→ TASK PROMPT:
Reproduce all the data verbatim.

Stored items
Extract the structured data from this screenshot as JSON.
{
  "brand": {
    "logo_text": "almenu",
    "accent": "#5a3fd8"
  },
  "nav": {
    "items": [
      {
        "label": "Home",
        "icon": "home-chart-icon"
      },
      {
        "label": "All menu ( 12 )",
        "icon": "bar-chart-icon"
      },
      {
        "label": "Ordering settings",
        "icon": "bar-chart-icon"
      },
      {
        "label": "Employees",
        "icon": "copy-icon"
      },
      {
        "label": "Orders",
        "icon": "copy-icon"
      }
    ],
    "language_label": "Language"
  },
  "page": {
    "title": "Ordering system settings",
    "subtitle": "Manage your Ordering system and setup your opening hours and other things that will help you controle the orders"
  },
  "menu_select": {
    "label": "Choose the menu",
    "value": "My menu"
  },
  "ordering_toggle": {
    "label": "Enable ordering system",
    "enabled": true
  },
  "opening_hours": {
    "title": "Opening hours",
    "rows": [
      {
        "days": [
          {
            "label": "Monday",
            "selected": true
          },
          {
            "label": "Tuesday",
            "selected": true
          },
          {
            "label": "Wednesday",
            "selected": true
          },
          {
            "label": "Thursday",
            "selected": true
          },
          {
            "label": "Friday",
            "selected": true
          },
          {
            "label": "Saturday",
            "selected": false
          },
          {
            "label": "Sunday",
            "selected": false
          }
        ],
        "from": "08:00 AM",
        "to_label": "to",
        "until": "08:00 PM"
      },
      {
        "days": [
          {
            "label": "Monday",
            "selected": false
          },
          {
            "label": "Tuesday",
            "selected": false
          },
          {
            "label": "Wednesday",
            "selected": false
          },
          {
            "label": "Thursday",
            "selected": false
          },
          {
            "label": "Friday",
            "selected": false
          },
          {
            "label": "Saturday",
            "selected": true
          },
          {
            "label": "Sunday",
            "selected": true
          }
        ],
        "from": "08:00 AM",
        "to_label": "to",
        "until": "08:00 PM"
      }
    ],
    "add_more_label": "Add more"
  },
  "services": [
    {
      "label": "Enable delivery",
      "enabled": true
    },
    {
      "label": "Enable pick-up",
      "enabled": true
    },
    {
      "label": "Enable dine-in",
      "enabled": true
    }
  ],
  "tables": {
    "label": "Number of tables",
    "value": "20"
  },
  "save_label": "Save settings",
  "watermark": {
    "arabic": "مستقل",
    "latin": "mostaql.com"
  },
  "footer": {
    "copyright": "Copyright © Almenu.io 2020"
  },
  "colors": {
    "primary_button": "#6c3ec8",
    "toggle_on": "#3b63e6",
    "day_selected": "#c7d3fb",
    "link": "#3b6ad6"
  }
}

→ OUTPUT FOR THIS EXERCISE:
Extract the structured data from this screenshot as JSON.
{
  "brand": {
    "logo_text": "almenu",
    "accent": "#5a3fd8"
  },
  "nav": {
    "items": [
      {
        "label": "Home",
        "icon": "home-chart-icon"
      },
      {
        "label": "All menu ( 12 )",
        "icon": "bar-chart-icon"
      },
      {
        "label": "Ordering settings",
        "icon": "bar-chart-icon"
      },
      {
        "label": "Employees",
        "icon": "copy-icon"
      },
      {
        "label": "Orders",
        "icon": "copy-icon"
      }
    ],
    "language_label": "Language"
  },
  "page": {
    "title": "Ordering system settings",
    "subtitle": "Manage your Ordering system and setup your opening hours and other things that will help you controle the orders"
  },
  "menu_select": {
    "label": "Choose the menu",
    "value": "My menu"
  },
  "ordering_toggle": {
    "label": "Enable ordering system",
    "enabled": true
  },
  "opening_hours": {
    "title": "Opening hours",
    "rows": [
      {
        "days": [
          {
            "label": "Monday",
            "selected": true
          },
          {
            "label": "Tuesday",
            "selected": true
          },
          {
            "label": "Wednesday",
            "selected": true
          },
          {
            "label": "Thursday",
            "selected": true
          },
          {
            "label": "Friday",
            "selected": true
          },
          {
            "label": "Saturday",
            "selected": false
          },
          {
            "label": "Sunday",
            "selected": false
          }
        ],
        "from": "08:00 AM",
        "to_label": "to",
        "until": "08:00 PM"
      },
      {
        "days": [
          {
            "label": "Monday",
            "selected": false
          },
          {
            "label": "Tuesday",
            "selected": false
          },
          {
            "label": "Wednesday",
            "selected": false
          },
          {
            "label": "Thursday",
            "selected": false
          },
          {
            "label": "Friday",
            "selected": false
          },
          {
            "label": "Saturday",
            "selected": true
          },
          {
            "label": "Sunday",
            "selected": true
          }
        ],
        "from": "08:00 AM",
        "to_label": "to",
        "until": "08:00 PM"
      }
    ],
    "add_more_label": "Add more"
  },
  "services": [
    {
      "label": "Enable delivery",
      "enabled": true
    },
    {
      "label": "Enable pick-up",
      "enabled": true
    },
    {
      "label": "Enable dine-in",
      "enabled": true
    }
  ],
  "tables": {
    "label": "Number of tables",
    "value": "20"
  },
  "save_label": "Save settings",
  "watermark": {
    "arabic": "مستقل",
    "latin": "mostaql.com"
  },
  "footer": {
    "copyright": "Copyright © Almenu.io 2020"
  },
  "colors": {
    "primary_button": "#6c3ec8",
    "toggle_on": "#3b63e6",
    "day_selected": "#c7d3fb",
    "link": "#3b6ad6"
  }
}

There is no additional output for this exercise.